The heavy weight together with the turbocharged 1.6-litre CamPro CFE produce such poor fuel consumption figures and while we’re at the engine, let’s talk a bit on the turbocharged CamPro engine.
When the Exora was first launched, it was powered by a 1.6-litre CamPro CPS that also powered the Satria Neo and Waja. That early generation of the Exora turned out to be very underpowered so a turbo was fitted on to the engine to create the CamPro CFE which gave the Exora a much-needed boost.
Of course, that boost comes at the expense of poor fuel economy and a noisy cabin. Refinement is definitely not a strong suit for the Exora.
Then, there’s the fact that everything in the Exora is dated. Sitting inside feels like you’ve stepped back to 2005, not even 2009. The plastic quality feels poor and even though it has a clearer instrumental gauge cluster and an infotainment system with “Hi Proton” voice command, everything else feels as old as The Killers’ Mr Brightside.
As practical as the Exora is, up front, the compartments are placed too low. You do get 4 cupholders at the front but unless you have a pretty large bottle or cup, they’re a stretch to reach. There are 2 USB ports but again, they’re also placed low at the front, not exactly family-friendly with none at the back.
Even on the safety front, the Exora reminds you of a time when AEB was only seen in high-end luxury cars by offering only 2 front airbags. Although ESC was added in the Exora Bold update back in 2015, it’s still pretty sparse in safety. There’s no ISOFIX either.

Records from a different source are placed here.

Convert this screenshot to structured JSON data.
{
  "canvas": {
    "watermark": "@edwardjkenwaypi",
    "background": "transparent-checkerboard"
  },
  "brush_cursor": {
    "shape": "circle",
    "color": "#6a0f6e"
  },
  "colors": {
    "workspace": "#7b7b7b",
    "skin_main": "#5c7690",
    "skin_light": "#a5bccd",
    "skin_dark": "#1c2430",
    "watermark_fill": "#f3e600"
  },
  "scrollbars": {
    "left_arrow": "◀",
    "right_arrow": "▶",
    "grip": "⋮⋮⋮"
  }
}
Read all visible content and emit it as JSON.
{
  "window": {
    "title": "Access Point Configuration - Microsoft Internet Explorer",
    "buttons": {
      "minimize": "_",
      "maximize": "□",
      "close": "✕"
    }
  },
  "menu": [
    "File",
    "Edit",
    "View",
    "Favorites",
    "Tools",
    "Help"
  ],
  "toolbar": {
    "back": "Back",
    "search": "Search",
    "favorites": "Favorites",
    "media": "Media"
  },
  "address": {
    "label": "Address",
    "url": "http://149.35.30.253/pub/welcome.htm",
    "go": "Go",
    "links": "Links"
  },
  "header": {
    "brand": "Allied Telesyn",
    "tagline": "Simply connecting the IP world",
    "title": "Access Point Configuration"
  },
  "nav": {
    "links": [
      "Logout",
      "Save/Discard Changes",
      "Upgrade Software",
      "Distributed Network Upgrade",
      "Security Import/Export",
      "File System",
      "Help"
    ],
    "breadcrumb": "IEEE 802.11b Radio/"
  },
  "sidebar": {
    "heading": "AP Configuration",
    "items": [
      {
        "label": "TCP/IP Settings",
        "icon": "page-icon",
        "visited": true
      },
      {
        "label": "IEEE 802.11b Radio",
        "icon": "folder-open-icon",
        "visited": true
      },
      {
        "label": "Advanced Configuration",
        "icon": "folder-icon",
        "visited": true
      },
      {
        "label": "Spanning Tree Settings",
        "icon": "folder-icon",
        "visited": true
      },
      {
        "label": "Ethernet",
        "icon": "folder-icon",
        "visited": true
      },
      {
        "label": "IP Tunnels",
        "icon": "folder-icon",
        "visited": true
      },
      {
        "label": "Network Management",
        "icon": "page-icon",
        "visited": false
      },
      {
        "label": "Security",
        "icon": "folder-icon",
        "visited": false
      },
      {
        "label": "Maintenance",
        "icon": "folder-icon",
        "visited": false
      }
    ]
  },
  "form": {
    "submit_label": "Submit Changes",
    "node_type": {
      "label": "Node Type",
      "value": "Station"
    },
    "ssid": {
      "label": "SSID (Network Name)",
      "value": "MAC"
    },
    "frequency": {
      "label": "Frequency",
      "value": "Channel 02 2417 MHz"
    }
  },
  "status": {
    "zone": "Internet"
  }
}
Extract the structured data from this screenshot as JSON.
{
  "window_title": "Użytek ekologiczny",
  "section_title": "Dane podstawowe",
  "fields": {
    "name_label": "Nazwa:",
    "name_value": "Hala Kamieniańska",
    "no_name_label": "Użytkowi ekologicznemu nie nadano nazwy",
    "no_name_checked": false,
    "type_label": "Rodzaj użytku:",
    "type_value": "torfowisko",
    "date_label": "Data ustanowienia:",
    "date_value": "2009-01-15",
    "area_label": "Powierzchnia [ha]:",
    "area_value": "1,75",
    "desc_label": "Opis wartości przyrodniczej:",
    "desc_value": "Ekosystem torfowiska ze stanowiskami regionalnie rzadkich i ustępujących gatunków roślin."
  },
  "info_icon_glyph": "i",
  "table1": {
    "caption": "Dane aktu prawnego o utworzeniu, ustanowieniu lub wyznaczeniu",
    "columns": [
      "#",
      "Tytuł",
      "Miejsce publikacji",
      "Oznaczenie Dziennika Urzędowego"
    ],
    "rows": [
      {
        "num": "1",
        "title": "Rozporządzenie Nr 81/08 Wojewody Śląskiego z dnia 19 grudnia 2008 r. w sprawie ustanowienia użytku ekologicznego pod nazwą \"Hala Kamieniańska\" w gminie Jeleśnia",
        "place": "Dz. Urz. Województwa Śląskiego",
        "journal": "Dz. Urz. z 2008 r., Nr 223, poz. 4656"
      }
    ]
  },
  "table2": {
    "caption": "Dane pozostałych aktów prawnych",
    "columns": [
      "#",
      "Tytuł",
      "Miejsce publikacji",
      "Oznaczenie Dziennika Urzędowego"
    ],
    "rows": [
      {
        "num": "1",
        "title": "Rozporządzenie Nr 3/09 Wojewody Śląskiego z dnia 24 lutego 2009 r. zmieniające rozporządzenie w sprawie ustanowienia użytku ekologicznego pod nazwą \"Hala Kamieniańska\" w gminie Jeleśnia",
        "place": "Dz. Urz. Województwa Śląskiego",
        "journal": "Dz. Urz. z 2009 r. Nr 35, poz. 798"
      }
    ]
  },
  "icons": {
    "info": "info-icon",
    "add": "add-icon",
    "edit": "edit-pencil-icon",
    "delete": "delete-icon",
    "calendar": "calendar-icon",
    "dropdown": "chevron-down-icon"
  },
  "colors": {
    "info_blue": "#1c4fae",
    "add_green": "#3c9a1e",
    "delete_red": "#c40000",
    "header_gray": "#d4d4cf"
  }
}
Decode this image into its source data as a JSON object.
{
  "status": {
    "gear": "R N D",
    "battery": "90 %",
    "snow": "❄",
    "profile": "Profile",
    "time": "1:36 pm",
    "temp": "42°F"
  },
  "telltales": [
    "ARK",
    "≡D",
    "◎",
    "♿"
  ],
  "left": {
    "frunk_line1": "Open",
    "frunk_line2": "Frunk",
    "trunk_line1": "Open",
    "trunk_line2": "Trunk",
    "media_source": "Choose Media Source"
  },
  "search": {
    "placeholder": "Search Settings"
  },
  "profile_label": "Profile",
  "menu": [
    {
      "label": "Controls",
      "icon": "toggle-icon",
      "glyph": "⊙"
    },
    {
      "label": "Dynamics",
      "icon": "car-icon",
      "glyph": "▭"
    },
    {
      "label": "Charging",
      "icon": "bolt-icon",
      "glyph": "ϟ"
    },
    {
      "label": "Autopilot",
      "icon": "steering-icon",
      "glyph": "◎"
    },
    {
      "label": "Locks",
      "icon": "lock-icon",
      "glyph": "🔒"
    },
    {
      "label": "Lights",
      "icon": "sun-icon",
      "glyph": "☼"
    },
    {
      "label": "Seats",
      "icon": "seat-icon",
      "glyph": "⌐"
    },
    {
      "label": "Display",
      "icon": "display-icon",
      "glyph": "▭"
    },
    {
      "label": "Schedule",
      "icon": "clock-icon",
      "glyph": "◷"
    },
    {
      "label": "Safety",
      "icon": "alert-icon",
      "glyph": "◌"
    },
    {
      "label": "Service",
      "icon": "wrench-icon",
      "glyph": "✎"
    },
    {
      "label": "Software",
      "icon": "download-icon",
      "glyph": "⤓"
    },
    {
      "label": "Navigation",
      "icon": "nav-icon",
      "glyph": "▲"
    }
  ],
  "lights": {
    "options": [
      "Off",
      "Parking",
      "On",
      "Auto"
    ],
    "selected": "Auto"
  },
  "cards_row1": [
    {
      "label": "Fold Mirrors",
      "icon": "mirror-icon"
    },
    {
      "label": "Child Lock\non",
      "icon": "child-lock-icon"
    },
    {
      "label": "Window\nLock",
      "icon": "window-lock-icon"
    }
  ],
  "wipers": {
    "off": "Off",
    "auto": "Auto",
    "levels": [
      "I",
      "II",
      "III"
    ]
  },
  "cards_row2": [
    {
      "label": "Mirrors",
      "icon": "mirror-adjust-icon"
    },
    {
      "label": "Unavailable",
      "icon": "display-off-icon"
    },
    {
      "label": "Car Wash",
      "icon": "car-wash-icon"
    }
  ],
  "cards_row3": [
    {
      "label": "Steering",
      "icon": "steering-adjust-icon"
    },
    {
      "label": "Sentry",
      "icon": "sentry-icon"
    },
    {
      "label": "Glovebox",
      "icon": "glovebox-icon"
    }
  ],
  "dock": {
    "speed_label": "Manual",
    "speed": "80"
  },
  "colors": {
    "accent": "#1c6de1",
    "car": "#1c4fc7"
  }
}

The Exora is a car I would have a hard time recommending. It might be practical and affordably priced – the top-of-the-range Premium starts at RM 66,800, but it’s thirsty, lacks in safety features, and noisy. Plus, it’s not exactly family-friendly too with only a 12v cigarette socket and a couple of USB ports, all at the front.
Had this updated version been launched in 2009 instead of 2019, the Proton Exora might’ve been a good car. But there’s no denying it’s an old MPV in an age where even MPVs are being ignored for crossovers like the Perodua Aruz and the Honda BR-V.